▶ **Exercise directions**
Would you please restate all of the entries exactly, apart from the pictures?

▶ **Material supplied**
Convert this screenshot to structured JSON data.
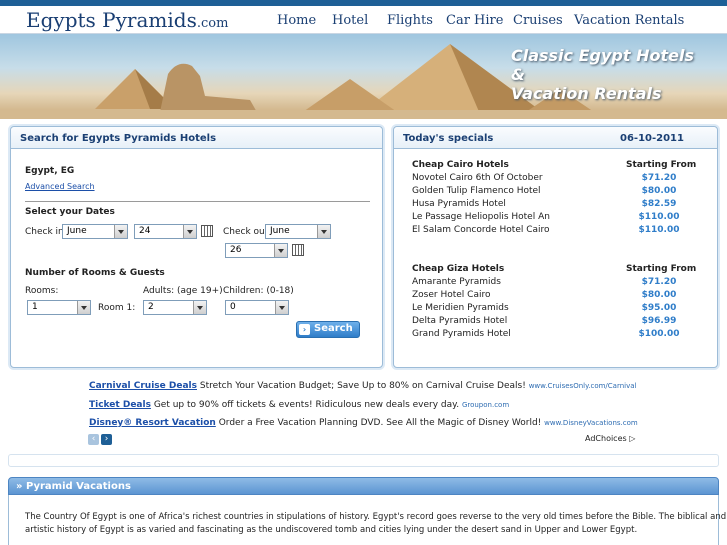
{
  "site": {
    "logo_main": "Egypts Pyramids",
    "logo_domain": ".com"
  },
  "nav": [
    "Home",
    "Hotel",
    "Flights",
    "Car Hire",
    "Cruises",
    "Vacation Rentals"
  ],
  "banner": {
    "tagline_line1": "Classic Egypt Hotels &",
    "tagline_line2": "Vacation Rentals"
  },
  "search": {
    "title": "Search for Egypts Pyramids Hotels",
    "location": "Egypt, EG",
    "advanced": "Advanced Search",
    "dates_label": "Select your Dates",
    "checkin_label": "Check in",
    "checkin_month": "June",
    "checkin_day": "24",
    "checkout_label": "Check out",
    "checkout_month": "June",
    "checkout_day": "26",
    "rooms_title": "Number of Rooms & Guests",
    "rooms_label": "Rooms:",
    "adults_label": "Adults: (age 19+)",
    "children_label": "Children: (0-18)",
    "rooms_value": "1",
    "room1_label": "Room 1:",
    "adults_value": "2",
    "children_value": "0",
    "button": "Search"
  },
  "specials": {
    "title": "Today's specials",
    "date": "06-10-2011",
    "groups": [
      {
        "heading": "Cheap Cairo Hotels",
        "from_label": "Starting From",
        "hotels": [
          {
            "name": "Novotel Cairo 6th Of October",
            "price": "$71.20"
          },
          {
            "name": "Golden Tulip Flamenco Hotel",
            "price": "$80.00"
          },
          {
            "name": "Husa Pyramids Hotel",
            "price": "$82.59"
          },
          {
            "name": "Le Passage Heliopolis Hotel An",
            "price": "$110.00"
          },
          {
            "name": "El Salam Concorde Hotel Cairo",
            "price": "$110.00"
          }
        ]
      },
      {
        "heading": "Cheap Giza Hotels",
        "from_label": "Starting From",
        "hotels": [
          {
            "name": "Amarante Pyramids",
            "price": "$71.20"
          },
          {
            "name": "Zoser Hotel Cairo",
            "price": "$80.00"
          },
          {
            "name": "Le Meridien Pyramids",
            "price": "$95.00"
          },
          {
            "name": "Delta Pyramids Hotel",
            "price": "$96.99"
          },
          {
            "name": "Grand Pyramids Hotel",
            "price": "$100.00"
          }
        ]
      }
    ]
  },
  "ads": [
    {
      "headline": "Carnival Cruise Deals",
      "text": "Stretch Your Vacation Budget; Save Up to 80% on Carnival Cruise Deals!",
      "url": "www.CruisesOnly.com/Carnival"
    },
    {
      "headline": "Ticket Deals",
      "text": "Get up to 90% off tickets & events! Ridiculous new deals every day.",
      "url": "Groupon.com"
    },
    {
      "headline": "Disney® Resort Vacation",
      "text": "Order a Free Vacation Planning DVD. See All the Magic of Disney World!",
      "url": "www.DisneyVacations.com"
    }
  ],
  "adchoices": "AdChoices",
  "vacations": {
    "title": "Pyramid Vacations",
    "line1": "The Country Of Egypt is one of Africa's richest countries in stipulations of history. Egypt's record goes reverse to the very old times before the Bible. The biblical and",
    "line2": "artistic history of Egypt is as varied and fascinating as the undiscovered tomb and cities lying under the desert sand in Upper and Lower Egypt."
  },
  "colors": {
    "brand": "#1a3f73",
    "accent": "#2f7dc9",
    "link": "#1c4fa8"
  }
}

▶ **Solution to this exercise**
Convert this screenshot to structured JSON data.
{
  "site": {
    "logo_main": "Egypts Pyramids",
    "logo_domain": ".com"
  },
  "nav": [
    "Home",
    "Hotel",
    "Flights",
    "Car Hire",
    "Cruises",
    "Vacation Rentals"
  ],
  "banner": {
    "tagline_line1": "Classic Egypt Hotels &",
    "tagline_line2": "Vacation Rentals"
  },
  "search": {
    "title": "Search for Egypts Pyramids Hotels",
    "location": "Egypt, EG",
    "advanced": "Advanced Search",
    "dates_label": "Select your Dates",
    "checkin_label": "Check in",
    "checkin_month": "June",
    "checkin_day": "24",
    "checkout_label": "Check out",
    "checkout_month": "June",
    "checkout_day": "26",
    "rooms_title": "Number of Rooms & Guests",
    "rooms_label": "Rooms:",
    "adults_label": "Adults: (age 19+)",
    "children_label": "Children: (0-18)",
    "rooms_value": "1",
    "room1_label": "Room 1:",
    "adults_value": "2",
    "children_value": "0",
    "button": "Search"
  },
  "specials": {
    "title": "Today's specials",
    "date": "06-10-2011",
    "groups": [
      {
        "heading": "Cheap Cairo Hotels",
        "from_label": "Starting From",
        "hotels": [
          {
            "name": "Novotel Cairo 6th Of October",
            "price": "$71.20"
          },
          {
            "name": "Golden Tulip Flamenco Hotel",
            "price": "$80.00"
          },
          {
            "name": "Husa Pyramids Hotel",
            "price": "$82.59"
          },
          {
            "name": "Le Passage Heliopolis Hotel An",
            "price": "$110.00"
          },
          {
            "name": "El Salam Concorde Hotel Cairo",
            "price": "$110.00"
          }
        ]
      },
      {
        "heading": "Cheap Giza Hotels",
        "from_label": "Starting From",
        "hotels": [
          {
            "name": "Amarante Pyramids",
            "price": "$71.20"
          },
          {
            "name": "Zoser Hotel Cairo",
            "price": "$80.00"
          },
          {
            "name": "Le Meridien Pyramids",
            "price": "$95.00"
          },
          {
            "name": "Delta Pyramids Hotel",
            "price": "$96.99"
          },
          {
            "name": "Grand Pyramids Hotel",
            "price": "$100.00"
          }
        ]
      }
    ]
  },
  "ads": [
    {
      "headline": "Carnival Cruise Deals",
      "text": "Stretch Your Vacation Budget; Save Up to 80% on Carnival Cruise Deals!",
      "url": "www.CruisesOnly.com/Carnival"
    },
    {
      "headline": "Ticket Deals",
      "text": "Get up to 90% off tickets & events! Ridiculous new deals every day.",
      "url": "Groupon.com"
    },
    {
      "headline": "Disney® Resort Vacation",
      "text": "Order a Free Vacation Planning DVD. See All the Magic of Disney World!",
      "url": "www.DisneyVacations.com"
    }
  ],
  "adchoices": "AdChoices",
  "vacations": {
    "title": "Pyramid Vacations",
    "line1": "The Country Of Egypt is one of Africa's richest countries in stipulations of history. Egypt's record goes reverse to the very old times before the Bible. The biblical and",
    "line2": "artistic history of Egypt is as varied and fascinating as the undiscovered tomb and cities lying under the desert sand in Upper and Lower Egypt."
  },
  "colors": {
    "brand": "#1a3f73",
    "accent": "#2f7dc9",
    "link": "#1c4fa8"
  }
}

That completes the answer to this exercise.